Uber is growing fast and making money, but $17 billion is bubble talk.
Taxi and limousine service Uber announced today that it had raised $1.2 billion in a financing round that values it at $17 billion, pre-investment.
This is giant leap in value in a short time: In August of last year, Uber was valued at $3.5 billion.
In a short blog post, CEO and co-founder Travis Kalanick writes:
We have some exciting news to share this morning. We have just closed a financing round with some of the leading investors in the world, raising $1.2B of primary capital at a $17B pre-money valuation. The total raise will be about $1.4B with a second close of strategic investors soon. We are thrilled to have top tier institutional investors, mutual funds, private equity and venture capital partners joining us.
According to the Wall Street Journal, those institutional investors were led by Fidelity Investments, followed by Wellington Management, BlackRock Inc., and venture firms Summit Partners, Kleiner Perkins Caufield & Byers, Google Ventures, and Menlo Ventures.
The value of Uber is based on Uber’s current growth rate — estimates suggest it doubles revenue every six months — and expectations that Uber will expand beyond ground transportation into logistics and other areas of transportation. The taxi and limousine business in the U.S. is a slow-growth one, with under $11 billion in annual revenue and less than $1.5 billion in profits across all companies. More than half of that is concentrated in California and the Northeast.
Uber’s recent rapid growth is taking place outside of those traditional markets — where it already performs well — and in to second- and third-tier cities where Uber’s on-demand service fills big gaps in local transportation.
It faces significant challenges in Asia, where the taxi app game is dominated by local players that are integrated into widely used payment systems. It currently operates in 18 Asian markets.

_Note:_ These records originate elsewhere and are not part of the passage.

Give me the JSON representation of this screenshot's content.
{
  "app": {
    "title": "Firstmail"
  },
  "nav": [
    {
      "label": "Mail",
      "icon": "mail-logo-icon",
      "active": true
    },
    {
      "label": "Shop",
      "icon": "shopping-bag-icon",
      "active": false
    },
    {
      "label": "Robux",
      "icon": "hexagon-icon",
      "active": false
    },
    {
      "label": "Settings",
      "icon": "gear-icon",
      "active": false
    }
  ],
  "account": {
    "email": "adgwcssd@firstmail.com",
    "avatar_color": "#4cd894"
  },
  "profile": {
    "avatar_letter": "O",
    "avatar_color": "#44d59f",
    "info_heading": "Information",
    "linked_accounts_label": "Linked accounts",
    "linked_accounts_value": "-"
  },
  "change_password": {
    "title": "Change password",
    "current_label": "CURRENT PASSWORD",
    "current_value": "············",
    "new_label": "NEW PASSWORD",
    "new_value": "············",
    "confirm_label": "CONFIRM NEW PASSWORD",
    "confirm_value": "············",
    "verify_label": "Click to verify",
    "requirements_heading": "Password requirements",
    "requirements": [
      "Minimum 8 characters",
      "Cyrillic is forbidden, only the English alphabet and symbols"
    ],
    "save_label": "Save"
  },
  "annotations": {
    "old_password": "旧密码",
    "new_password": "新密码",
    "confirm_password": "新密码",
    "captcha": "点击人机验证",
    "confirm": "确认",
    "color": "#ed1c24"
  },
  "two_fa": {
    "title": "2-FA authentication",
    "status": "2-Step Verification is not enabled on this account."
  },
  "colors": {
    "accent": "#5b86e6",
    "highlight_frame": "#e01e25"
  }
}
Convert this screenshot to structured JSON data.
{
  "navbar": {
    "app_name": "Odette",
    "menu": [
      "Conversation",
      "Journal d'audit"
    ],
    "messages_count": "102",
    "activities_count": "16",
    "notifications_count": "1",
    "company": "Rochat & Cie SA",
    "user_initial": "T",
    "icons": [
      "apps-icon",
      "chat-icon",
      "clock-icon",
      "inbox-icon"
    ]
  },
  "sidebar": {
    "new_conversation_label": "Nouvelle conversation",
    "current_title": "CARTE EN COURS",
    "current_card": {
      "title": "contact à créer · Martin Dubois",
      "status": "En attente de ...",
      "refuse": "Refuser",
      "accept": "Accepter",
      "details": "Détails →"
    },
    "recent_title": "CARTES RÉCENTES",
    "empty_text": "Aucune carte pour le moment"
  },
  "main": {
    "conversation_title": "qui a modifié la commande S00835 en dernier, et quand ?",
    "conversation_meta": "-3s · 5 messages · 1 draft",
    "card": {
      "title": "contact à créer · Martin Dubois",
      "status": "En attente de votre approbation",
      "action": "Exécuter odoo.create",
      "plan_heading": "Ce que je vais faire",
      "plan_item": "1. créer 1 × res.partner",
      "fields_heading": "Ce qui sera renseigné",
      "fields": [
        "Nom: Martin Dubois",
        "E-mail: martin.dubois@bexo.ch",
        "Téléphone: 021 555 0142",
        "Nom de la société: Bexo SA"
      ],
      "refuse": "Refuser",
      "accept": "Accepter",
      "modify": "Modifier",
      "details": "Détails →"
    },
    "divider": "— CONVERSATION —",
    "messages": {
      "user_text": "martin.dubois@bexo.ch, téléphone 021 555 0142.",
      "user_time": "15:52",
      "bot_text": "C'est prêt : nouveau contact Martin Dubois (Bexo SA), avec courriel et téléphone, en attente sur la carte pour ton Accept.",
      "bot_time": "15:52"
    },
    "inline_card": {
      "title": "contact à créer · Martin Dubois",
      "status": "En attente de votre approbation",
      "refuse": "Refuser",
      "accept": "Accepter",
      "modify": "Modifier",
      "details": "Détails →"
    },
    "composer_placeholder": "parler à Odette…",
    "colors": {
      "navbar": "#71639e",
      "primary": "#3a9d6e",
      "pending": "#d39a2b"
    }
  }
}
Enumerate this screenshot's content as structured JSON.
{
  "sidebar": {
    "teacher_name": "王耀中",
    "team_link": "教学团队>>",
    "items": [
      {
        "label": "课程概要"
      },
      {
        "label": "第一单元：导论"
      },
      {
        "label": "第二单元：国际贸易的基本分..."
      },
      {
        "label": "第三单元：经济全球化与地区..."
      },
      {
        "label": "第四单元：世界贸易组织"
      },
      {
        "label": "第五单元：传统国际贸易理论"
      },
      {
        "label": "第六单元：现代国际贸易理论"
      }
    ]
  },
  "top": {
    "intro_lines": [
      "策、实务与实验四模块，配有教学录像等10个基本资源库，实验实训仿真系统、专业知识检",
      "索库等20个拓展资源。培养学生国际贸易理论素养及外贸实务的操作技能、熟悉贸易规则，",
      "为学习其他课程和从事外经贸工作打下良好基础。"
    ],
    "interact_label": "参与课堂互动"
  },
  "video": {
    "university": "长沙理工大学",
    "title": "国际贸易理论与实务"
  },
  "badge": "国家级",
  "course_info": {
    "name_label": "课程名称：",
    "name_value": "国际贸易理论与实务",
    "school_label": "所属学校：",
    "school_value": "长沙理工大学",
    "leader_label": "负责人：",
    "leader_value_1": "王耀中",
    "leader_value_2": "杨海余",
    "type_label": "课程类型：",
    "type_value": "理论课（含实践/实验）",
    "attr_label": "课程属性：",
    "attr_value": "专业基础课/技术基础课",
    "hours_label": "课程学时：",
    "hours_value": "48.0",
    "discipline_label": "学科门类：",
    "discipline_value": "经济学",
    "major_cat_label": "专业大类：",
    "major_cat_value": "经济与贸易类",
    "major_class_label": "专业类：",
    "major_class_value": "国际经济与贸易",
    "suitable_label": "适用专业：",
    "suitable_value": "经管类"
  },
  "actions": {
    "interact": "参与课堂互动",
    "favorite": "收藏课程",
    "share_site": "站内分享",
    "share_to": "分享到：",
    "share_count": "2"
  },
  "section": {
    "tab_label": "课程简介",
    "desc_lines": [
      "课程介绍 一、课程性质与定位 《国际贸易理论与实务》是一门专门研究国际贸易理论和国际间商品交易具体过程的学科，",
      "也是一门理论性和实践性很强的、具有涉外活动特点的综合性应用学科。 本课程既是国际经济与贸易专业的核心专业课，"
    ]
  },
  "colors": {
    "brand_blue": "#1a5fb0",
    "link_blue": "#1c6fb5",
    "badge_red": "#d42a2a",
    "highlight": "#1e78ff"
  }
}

Additional non-taxi services will help avoid conflict with regulators, who often keep Uber’s lawyers busy, as well as insurance companies that challenge policies of some of Uber’s non-professional drivers.